The trouble is that I really was enjoying Johnson's book even as I was losing patience with it. One of the characters, Kathy Jones, a widow and supposed missionary to Southeast Asia, shares her name with my dear buddy and college roommate. Every time I heard the name I thought, I should be at Doc's having a burger with Cath instead of riding around making up errands just so I can listen to this damn book! Now I realize that Smoke is probably one of those books that really does need to be read and savored. I will likely go back to it and finish it the old fashioned way. I've read a couple of not so flattering reviews about the book, the biggest criticism being that the characters are too one-dimensional.

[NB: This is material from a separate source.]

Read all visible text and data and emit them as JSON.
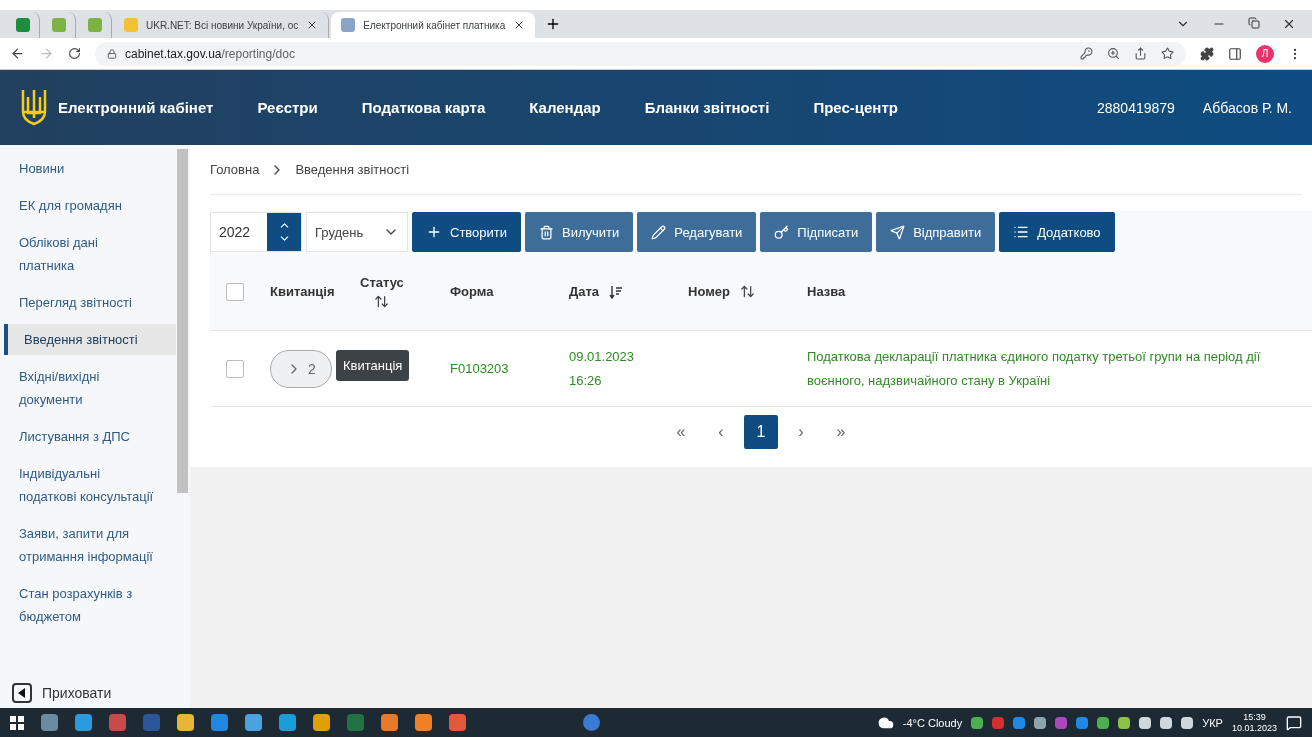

Interesting that, because I also found them inscrutable, but I thought it was the author's purpose to pen them that way. After all, the entire war was inscrutable from my viewpoint and the sense of distrust among the characters seemed absolutely correct. No one knew who the enemy really was or even if there was one!

At the center of the story is Skip Sands, a CIA agent whose mission and cover seem to be known to everyone except him. Brought into this mess by his uncle, known only as The Colonel, Sands meets and falls in love with Kathy who seems to be the conscience of the book. There are South Vietnamese who don't know which side to take for the safety of their families, North Vietnamese spies and two brothers from the midwest, one more naive than the other, believing at first that they really are there to save the world from communism. Behind it all is the sad history of the turbulent '60's and '70's, beginning with the assassination of JFK, the civil rights and antiwar movements, more assassinations and the final outcome. Here we are 40-some years later and we haven't learned a thing.

I have several other books I'm reading/listening to but Don tells me (kindly) that my posts are sometimes too long so I'll sign out for now and go see how Barack is doing in Guam. Meanwhile if any of my friends out there know how to post to a blog with just one paragraph and give the reader the choice of clicking to continue, I'd like to know how to do that. Then the challenge for me would be to keep you reading!